Stacy video-chats with her boyfriend, throwing a wrench into my confidence that Melissa is in trouble. Side-note: I know the editors use this type of footage to provide background info on the chefs and/or to provide foreshadowing of the episode, but is anyone in the audience actually interested in them? That is to say, does anyone give a good goddamn about how Melissa's girlfriend, Stacy's boyfriend, or Kariann's kids are passing the time while the competition is going on? I'm not mad or anything. It's just a weird reality show convention.

Food prep. As expected, working with fire pits and cauldrons and iron spike spits proves to be more challenging than the parameters that many other challenges impose. Ingredients include things like wild greens, meats like goose and rabbit, and shellfish. Somewhere along the way, my family has picked up the habit of having oysters at Thanksgiving. I had no idea we were being so traditional! Despite all the hurdles the chefs must clear in this challenge, every single dish they make looks incredible. The judges and the diners are all blown away, and I actively wish I could be at that table. After the meal is over, the judges agree that this week's elimination will come down to minute details, since nobody out-and-out screwed up.

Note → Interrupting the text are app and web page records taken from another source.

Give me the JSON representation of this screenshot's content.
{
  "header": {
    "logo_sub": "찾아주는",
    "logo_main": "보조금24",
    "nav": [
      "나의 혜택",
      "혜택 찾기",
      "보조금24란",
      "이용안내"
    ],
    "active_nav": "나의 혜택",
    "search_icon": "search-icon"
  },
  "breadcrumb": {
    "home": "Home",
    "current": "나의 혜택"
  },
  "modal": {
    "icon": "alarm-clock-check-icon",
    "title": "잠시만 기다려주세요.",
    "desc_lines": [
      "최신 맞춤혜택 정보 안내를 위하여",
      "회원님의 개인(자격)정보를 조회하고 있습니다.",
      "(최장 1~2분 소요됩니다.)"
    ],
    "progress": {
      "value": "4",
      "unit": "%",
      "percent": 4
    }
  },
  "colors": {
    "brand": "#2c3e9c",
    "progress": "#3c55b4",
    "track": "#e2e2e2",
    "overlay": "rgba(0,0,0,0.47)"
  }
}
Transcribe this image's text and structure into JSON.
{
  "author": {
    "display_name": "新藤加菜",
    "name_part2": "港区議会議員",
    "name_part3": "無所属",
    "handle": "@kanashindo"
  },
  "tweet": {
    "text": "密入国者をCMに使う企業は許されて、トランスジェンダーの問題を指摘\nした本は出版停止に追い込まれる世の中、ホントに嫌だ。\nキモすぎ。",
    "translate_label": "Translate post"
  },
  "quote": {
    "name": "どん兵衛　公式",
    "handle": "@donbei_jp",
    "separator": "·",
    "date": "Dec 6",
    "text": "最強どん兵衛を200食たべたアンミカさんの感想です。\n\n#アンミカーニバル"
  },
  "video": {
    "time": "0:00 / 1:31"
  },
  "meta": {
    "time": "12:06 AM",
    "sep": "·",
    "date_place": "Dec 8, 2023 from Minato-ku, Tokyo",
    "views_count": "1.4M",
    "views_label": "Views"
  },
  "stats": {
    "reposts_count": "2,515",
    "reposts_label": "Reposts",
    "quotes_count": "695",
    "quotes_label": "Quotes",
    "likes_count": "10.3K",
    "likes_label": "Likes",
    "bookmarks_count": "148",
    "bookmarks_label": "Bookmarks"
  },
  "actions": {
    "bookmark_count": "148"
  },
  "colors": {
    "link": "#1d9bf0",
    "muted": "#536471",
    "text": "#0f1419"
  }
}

Judges' Table. Even among a table full of great dishes, some managed to rise above the others. Doug's slow- and spit-roasted rabbit, Katsuji's butternut squash with poached lobster, and Mei's cabbage roasted with duck fat and trout vinaigrette all get top marks. We're starting to get a good idea of these chefs' strengths and weaknesses, but I just can't get a read on Katsuji. Some days, he appears to be a creative, culinary wizard. Some days, he appears to not be able to scramble an egg. It's odd. It gets even odder when he wins the challenge, which surprises me. Not that his dish looked bad. It just seemed fairly simple compared to the other two. Now, for the bad news. As foreshadowed by those photos and phone calls, both Melissa and Stacy tumble, Melissa for an overly simplistic vegetable dish and Stacy for too much earthy grit in her clam dish. They're joined by first-time loser Gregory, who had issues with cooking his goose. No, I won't make a wordplay joke about that. You're welcome.

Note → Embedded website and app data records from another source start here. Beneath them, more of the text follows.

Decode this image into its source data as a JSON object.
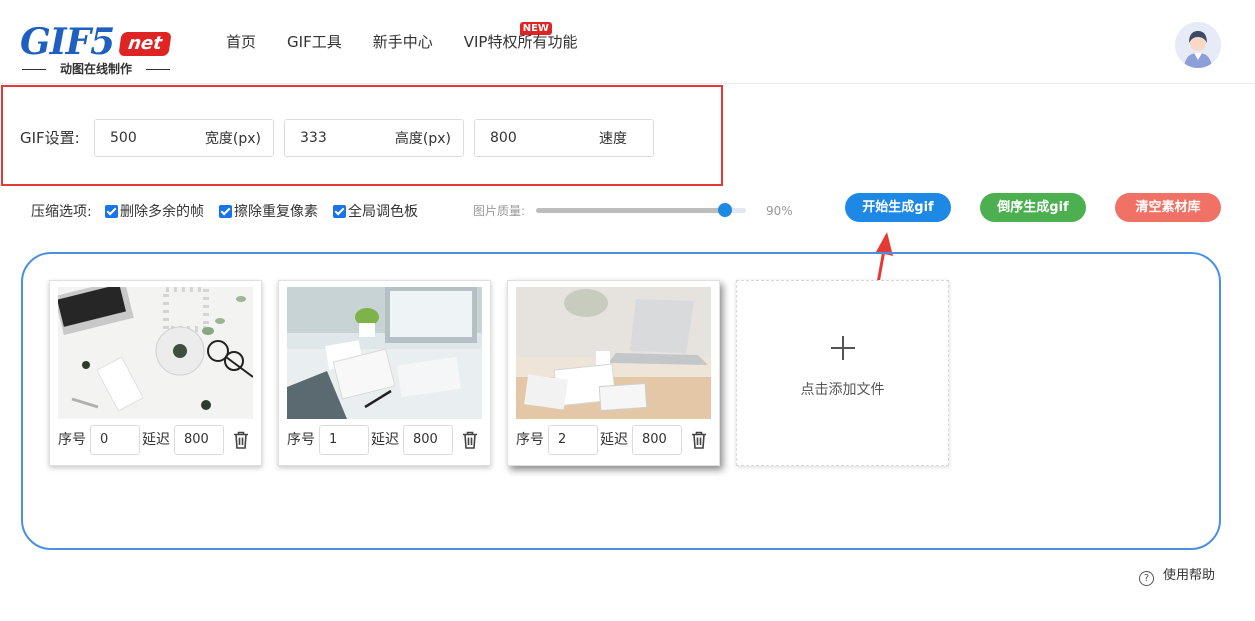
{
  "brand": {
    "logo_text": "GIF5",
    "logo_suffix": "net",
    "tagline": "动图在线制作"
  },
  "nav": [
    {
      "label": "首页"
    },
    {
      "label": "GIF工具"
    },
    {
      "label": "新手中心"
    },
    {
      "label": "VIP特权",
      "badge": "NEW"
    },
    {
      "label": "所有功能"
    }
  ],
  "settings": {
    "label": "GIF设置:",
    "width": {
      "value": "500",
      "unit": "宽度(px)"
    },
    "height": {
      "value": "333",
      "unit": "高度(px)"
    },
    "speed": {
      "value": "800",
      "unit": "速度"
    }
  },
  "compression": {
    "label": "压缩选项:",
    "options": [
      {
        "label": "删除多余的帧",
        "checked": true
      },
      {
        "label": "擦除重复像素",
        "checked": true
      },
      {
        "label": "全局调色板",
        "checked": true
      }
    ],
    "quality_label": "图片质量:",
    "quality_value": "90%",
    "quality_fraction": 0.9
  },
  "actions": {
    "start": "开始生成gif",
    "reverse": "倒序生成gif",
    "clear": "清空素材库"
  },
  "frames": [
    {
      "order_label": "序号",
      "order": "0",
      "delay_label": "延迟",
      "delay": "800"
    },
    {
      "order_label": "序号",
      "order": "1",
      "delay_label": "延迟",
      "delay": "800"
    },
    {
      "order_label": "序号",
      "order": "2",
      "delay_label": "延迟",
      "delay": "800"
    }
  ],
  "add_file": "点击添加文件",
  "help": "使用帮助",
  "colors": {
    "accent_blue": "#1e88e5",
    "green": "#4caf50",
    "coral": "#f07165",
    "highlight_red": "#e53935",
    "brand_blue": "#1f5fbf"
  }
}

I have half an idea that since this is such a warm challenge about tradition and gratitude, nobody will be eliminated. They've done it before. Plus, all the food was good. If they were going to do a non-elimination episode, now would be the time. But as a lot of turkeys have come to know, Thanksgiving requires sacrifice. Stacy, please pack your knives and go. She has a refreshing exit interview, in which she is neither sad nor bitter nor regretful. Honestly, she seems relieved to be finished. She's happy with her placement, saying that she thinks she did her hometown proud. I like her, so I won't give her shit about Boston being happy with ninth place. So, happy Thanksgiving, all! I'm grateful for many things, but if we're keeping it to show-related issues, I'm thankful that this season has finally given us an episode worth watching.

Overall Grade: B+